Flying Wild Hog
When story meets design - the elusive narrative designers and why you need them?
He started his career in the game industry as a humble game journalist, but after 10 years of writing about games, he finally got a chance to actually write them. Now he pursues his career as a Narrative Designer and Writer for 8 years. Currently working as a Narrative Designer/Writer in Flying Wild Hog studio.
He studied History and Cultural Science at Warsaw University, but he never pursued an academic career and became a game journalist instead, polishing his writing and editing skills.
Personally, he is a huge geek writing tabletop RPGs and LARP scenarios in his free time and dabbling in board game design.
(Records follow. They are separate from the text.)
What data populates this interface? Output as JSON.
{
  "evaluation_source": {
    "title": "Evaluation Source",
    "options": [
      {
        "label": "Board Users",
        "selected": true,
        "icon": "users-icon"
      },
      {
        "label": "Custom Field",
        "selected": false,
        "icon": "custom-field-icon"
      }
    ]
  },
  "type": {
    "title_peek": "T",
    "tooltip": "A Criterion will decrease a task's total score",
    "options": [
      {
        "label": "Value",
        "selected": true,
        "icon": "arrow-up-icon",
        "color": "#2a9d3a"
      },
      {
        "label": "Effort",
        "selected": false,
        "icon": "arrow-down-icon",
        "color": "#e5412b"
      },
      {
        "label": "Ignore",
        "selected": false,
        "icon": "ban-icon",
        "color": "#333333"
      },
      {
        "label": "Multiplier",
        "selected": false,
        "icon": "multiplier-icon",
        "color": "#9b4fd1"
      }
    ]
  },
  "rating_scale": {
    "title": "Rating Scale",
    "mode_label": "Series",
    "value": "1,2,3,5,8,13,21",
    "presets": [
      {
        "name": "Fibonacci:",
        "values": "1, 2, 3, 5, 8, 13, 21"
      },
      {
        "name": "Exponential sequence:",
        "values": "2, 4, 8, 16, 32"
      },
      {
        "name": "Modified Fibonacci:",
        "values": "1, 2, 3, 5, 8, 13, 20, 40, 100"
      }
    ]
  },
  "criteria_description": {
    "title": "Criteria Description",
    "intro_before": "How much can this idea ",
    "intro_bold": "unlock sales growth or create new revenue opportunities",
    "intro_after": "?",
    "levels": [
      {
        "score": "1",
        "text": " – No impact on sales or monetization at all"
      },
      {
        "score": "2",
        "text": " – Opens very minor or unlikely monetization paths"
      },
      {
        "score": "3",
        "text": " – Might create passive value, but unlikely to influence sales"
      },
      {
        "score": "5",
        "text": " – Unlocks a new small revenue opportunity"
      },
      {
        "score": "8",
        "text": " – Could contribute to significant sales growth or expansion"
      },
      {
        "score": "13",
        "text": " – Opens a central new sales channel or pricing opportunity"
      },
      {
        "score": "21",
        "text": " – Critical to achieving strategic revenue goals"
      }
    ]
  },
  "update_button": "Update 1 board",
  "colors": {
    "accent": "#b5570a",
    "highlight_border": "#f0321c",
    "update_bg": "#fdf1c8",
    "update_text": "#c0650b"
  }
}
He enjoys video games, board games, RPG and LARPs, as well as visual novels and books. In his free time he travels an embarks on trekking trips.
In times past ‘writers’ were brought in near the end of the game to deliver dialogue and provide in-game text. The story was a bit of a complementary part. A final flourish.
Now, this is changing. Narrative Designers are involved at the beginning of the process to ensure that Story and Gameplay come abreast from the premise to production.
Considering the movies, a viewer can sit down and be visually taken through a set storyline, but their experience will mostly always be the same. In video games, players interact with a narrative on a completely different level. Players become the story. Their actions and their decisions shape the way the story is provided, making none of the first experience while playing, identical to another.
In our speech, we will propose a thesis that a narrative is an integral part of the game design and a valid element of the entire game development process. We will provide an in-depth analysis refuting the pervasive belief that the narrative aspect of a game lies entirely within the hands of a writer. Consequently, we will explain the difference between the scope of responsibilities those two positions – writer and narrative designer – are assigned to, when creating a consistent narrative layer of a game.
A narrative designer must think in action, first and foremost. Our goal is to prove that “narrative designers work with Story so that Play has Meaning”. (Edwin McRae)